EXERCISE AIM:
Retype the records in full, keeping each character as it is.

[GIVEN ENTRIES Boundary: Start]

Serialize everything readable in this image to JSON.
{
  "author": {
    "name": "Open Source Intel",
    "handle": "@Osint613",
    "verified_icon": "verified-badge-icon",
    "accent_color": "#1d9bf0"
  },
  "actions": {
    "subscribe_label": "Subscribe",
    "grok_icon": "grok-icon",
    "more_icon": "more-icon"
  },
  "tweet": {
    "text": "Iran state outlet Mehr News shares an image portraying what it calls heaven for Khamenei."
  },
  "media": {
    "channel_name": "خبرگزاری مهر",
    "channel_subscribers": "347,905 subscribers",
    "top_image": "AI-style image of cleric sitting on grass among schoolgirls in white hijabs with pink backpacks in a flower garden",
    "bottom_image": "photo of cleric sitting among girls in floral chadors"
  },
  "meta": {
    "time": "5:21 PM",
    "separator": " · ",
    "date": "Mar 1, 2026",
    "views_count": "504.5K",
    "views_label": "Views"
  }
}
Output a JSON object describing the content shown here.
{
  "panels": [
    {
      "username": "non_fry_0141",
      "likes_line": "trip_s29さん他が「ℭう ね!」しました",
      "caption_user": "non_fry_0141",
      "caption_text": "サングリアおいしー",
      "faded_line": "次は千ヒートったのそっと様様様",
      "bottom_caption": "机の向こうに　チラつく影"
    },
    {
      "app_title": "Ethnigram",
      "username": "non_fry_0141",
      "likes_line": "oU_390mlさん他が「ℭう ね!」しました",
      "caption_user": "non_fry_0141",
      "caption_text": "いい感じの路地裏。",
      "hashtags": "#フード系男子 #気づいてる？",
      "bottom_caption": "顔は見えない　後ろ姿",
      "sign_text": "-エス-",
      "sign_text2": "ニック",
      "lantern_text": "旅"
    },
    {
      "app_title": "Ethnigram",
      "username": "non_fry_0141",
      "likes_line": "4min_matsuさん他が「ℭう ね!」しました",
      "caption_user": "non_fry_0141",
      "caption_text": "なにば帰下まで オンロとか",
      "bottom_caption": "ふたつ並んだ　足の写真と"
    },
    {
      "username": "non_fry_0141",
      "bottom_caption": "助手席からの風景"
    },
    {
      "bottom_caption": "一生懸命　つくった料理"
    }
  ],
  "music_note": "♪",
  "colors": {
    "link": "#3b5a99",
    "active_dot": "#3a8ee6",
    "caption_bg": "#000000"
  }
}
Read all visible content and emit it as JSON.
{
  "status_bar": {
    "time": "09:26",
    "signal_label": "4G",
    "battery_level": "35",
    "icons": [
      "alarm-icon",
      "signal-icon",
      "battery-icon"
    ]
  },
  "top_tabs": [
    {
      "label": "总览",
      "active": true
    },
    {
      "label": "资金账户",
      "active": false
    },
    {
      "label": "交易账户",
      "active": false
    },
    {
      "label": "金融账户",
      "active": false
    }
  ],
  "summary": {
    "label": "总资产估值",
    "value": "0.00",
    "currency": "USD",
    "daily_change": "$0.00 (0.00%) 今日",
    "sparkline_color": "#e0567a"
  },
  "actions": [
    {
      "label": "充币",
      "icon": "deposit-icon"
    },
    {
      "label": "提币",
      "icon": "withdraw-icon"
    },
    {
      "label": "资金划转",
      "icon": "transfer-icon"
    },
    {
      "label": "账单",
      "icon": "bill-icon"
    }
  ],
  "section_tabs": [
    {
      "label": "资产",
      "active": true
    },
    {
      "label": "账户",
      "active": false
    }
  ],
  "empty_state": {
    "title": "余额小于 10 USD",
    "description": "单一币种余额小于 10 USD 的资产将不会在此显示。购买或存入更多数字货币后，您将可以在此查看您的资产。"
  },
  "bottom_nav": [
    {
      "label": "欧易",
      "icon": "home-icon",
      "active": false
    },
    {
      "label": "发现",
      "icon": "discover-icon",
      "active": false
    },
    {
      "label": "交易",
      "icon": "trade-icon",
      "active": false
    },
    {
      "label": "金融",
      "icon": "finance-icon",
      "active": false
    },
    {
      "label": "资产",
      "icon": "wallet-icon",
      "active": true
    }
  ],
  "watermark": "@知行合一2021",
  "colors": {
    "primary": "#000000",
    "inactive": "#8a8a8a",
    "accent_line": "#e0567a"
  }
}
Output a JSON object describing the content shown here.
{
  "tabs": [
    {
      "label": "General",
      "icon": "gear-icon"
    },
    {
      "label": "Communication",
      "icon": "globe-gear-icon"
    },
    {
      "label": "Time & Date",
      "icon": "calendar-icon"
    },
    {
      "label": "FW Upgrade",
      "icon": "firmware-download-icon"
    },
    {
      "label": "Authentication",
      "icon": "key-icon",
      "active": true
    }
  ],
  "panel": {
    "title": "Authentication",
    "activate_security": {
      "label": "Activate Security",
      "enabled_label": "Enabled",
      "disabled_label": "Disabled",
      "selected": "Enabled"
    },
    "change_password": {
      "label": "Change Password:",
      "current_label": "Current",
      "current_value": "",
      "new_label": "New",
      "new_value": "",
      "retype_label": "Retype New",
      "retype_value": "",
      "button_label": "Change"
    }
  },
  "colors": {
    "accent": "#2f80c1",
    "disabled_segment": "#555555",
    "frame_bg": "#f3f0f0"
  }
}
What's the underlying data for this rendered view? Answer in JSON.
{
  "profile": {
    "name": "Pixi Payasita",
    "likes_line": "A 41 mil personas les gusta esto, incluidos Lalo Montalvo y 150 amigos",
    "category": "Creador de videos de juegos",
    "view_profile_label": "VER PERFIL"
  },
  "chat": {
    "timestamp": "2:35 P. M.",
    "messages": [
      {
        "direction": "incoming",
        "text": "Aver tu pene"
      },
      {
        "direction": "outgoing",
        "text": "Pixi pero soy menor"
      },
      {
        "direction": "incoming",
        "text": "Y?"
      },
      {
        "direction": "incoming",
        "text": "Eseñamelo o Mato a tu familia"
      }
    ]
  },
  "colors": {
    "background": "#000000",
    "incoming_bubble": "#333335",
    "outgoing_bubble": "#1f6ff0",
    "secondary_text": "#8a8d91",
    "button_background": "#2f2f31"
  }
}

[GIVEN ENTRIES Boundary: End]

EXPECTED OUTPUT:
Serialize everything readable in this image to JSON.
{
  "author": {
    "name": "Open Source Intel",
    "handle": "@Osint613",
    "verified_icon": "verified-badge-icon",
    "accent_color": "#1d9bf0"
  },
  "actions": {
    "subscribe_label": "Subscribe",
    "grok_icon": "grok-icon",
    "more_icon": "more-icon"
  },
  "tweet": {
    "text": "Iran state outlet Mehr News shares an image portraying what it calls heaven for Khamenei."
  },
  "media": {
    "channel_name": "خبرگزاری مهر",
    "channel_subscribers": "347,905 subscribers",
    "top_image": "AI-style image of cleric sitting on grass among schoolgirls in white hijabs with pink backpacks in a flower garden",
    "bottom_image": "photo of cleric sitting among girls in floral chadors"
  },
  "meta": {
    "time": "5:21 PM",
    "separator": " · ",
    "date": "Mar 1, 2026",
    "views_count": "504.5K",
    "views_label": "Views"
  }
}
Output a JSON object describing the content shown here.
{
  "panels": [
    {
      "username": "non_fry_0141",
      "likes_line": "trip_s29さん他が「ℭう ね!」しました",
      "caption_user": "non_fry_0141",
      "caption_text": "サングリアおいしー",
      "faded_line": "次は千ヒートったのそっと様様様",
      "bottom_caption": "机の向こうに　チラつく影"
    },
    {
      "app_title": "Ethnigram",
      "username": "non_fry_0141",
      "likes_line": "oU_390mlさん他が「ℭう ね!」しました",
      "caption_user": "non_fry_0141",
      "caption_text": "いい感じの路地裏。",
      "hashtags": "#フード系男子 #気づいてる？",
      "bottom_caption": "顔は見えない　後ろ姿",
      "sign_text": "-エス-",
      "sign_text2": "ニック",
      "lantern_text": "旅"
    },
    {
      "app_title": "Ethnigram",
      "username": "non_fry_0141",
      "likes_line": "4min_matsuさん他が「ℭう ね!」しました",
      "caption_user": "non_fry_0141",
      "caption_text": "なにば帰下まで オンロとか",
      "bottom_caption": "ふたつ並んだ　足の写真と"
    },
    {
      "username": "non_fry_0141",
      "bottom_caption": "助手席からの風景"
    },
    {
      "bottom_caption": "一生懸命　つくった料理"
    }
  ],
  "music_note": "♪",
  "colors": {
    "link": "#3b5a99",
    "active_dot": "#3a8ee6",
    "caption_bg": "#000000"
  }
}
Read all visible content and emit it as JSON.
{
  "status_bar": {
    "time": "09:26",
    "signal_label": "4G",
    "battery_level": "35",
    "icons": [
      "alarm-icon",
      "signal-icon",
      "battery-icon"
    ]
  },
  "top_tabs": [
    {
      "label": "总览",
      "active": true
    },
    {
      "label": "资金账户",
      "active": false
    },
    {
      "label": "交易账户",
      "active": false
    },
    {
      "label": "金融账户",
      "active": false
    }
  ],
  "summary": {
    "label": "总资产估值",
    "value": "0.00",
    "currency": "USD",
    "daily_change": "$0.00 (0.00%) 今日",
    "sparkline_color": "#e0567a"
  },
  "actions": [
    {
      "label": "充币",
      "icon": "deposit-icon"
    },
    {
      "label": "提币",
      "icon": "withdraw-icon"
    },
    {
      "label": "资金划转",
      "icon": "transfer-icon"
    },
    {
      "label": "账单",
      "icon": "bill-icon"
    }
  ],
  "section_tabs": [
    {
      "label": "资产",
      "active": true
    },
    {
      "label": "账户",
      "active": false
    }
  ],
  "empty_state": {
    "title": "余额小于 10 USD",
    "description": "单一币种余额小于 10 USD 的资产将不会在此显示。购买或存入更多数字货币后，您将可以在此查看您的资产。"
  },
  "bottom_nav": [
    {
      "label": "欧易",
      "icon": "home-icon",
      "active": false
    },
    {
      "label": "发现",
      "icon": "discover-icon",
      "active": false
    },
    {
      "label": "交易",
      "icon": "trade-icon",
      "active": false
    },
    {
      "label": "金融",
      "icon": "finance-icon",
      "active": false
    },
    {
      "label": "资产",
      "icon": "wallet-icon",
      "active": true
    }
  ],
  "watermark": "@知行合一2021",
  "colors": {
    "primary": "#000000",
    "inactive": "#8a8a8a",
    "accent_line": "#e0567a"
  }
}
Output a JSON object describing the content shown here.
{
  "tabs": [
    {
      "label": "General",
      "icon": "gear-icon"
    },
    {
      "label": "Communication",
      "icon": "globe-gear-icon"
    },
    {
      "label": "Time & Date",
      "icon": "calendar-icon"
    },
    {
      "label": "FW Upgrade",
      "icon": "firmware-download-icon"
    },
    {
      "label": "Authentication",
      "icon": "key-icon",
      "active": true
    }
  ],
  "panel": {
    "title": "Authentication",
    "activate_security": {
      "label": "Activate Security",
      "enabled_label": "Enabled",
      "disabled_label": "Disabled",
      "selected": "Enabled"
    },
    "change_password": {
      "label": "Change Password:",
      "current_label": "Current",
      "current_value": "",
      "new_label": "New",
      "new_value": "",
      "retype_label": "Retype New",
      "retype_value": "",
      "button_label": "Change"
    }
  },
  "colors": {
    "accent": "#2f80c1",
    "disabled_segment": "#555555",
    "frame_bg": "#f3f0f0"
  }
}
What's the underlying data for this rendered view? Answer in JSON.
{
  "profile": {
    "name": "Pixi Payasita",
    "likes_line": "A 41 mil personas les gusta esto, incluidos Lalo Montalvo y 150 amigos",
    "category": "Creador de videos de juegos",
    "view_profile_label": "VER PERFIL"
  },
  "chat": {
    "timestamp": "2:35 P. M.",
    "messages": [
      {
        "direction": "incoming",
        "text": "Aver tu pene"
      },
      {
        "direction": "outgoing",
        "text": "Pixi pero soy menor"
      },
      {
        "direction": "incoming",
        "text": "Y?"
      },
      {
        "direction": "incoming",
        "text": "Eseñamelo o Mato a tu familia"
      }
    ]
  },
  "colors": {
    "background": "#000000",
    "incoming_bubble": "#333335",
    "outgoing_bubble": "#1f6ff0",
    "secondary_text": "#8a8d91",
    "button_background": "#2f2f31"
  }
}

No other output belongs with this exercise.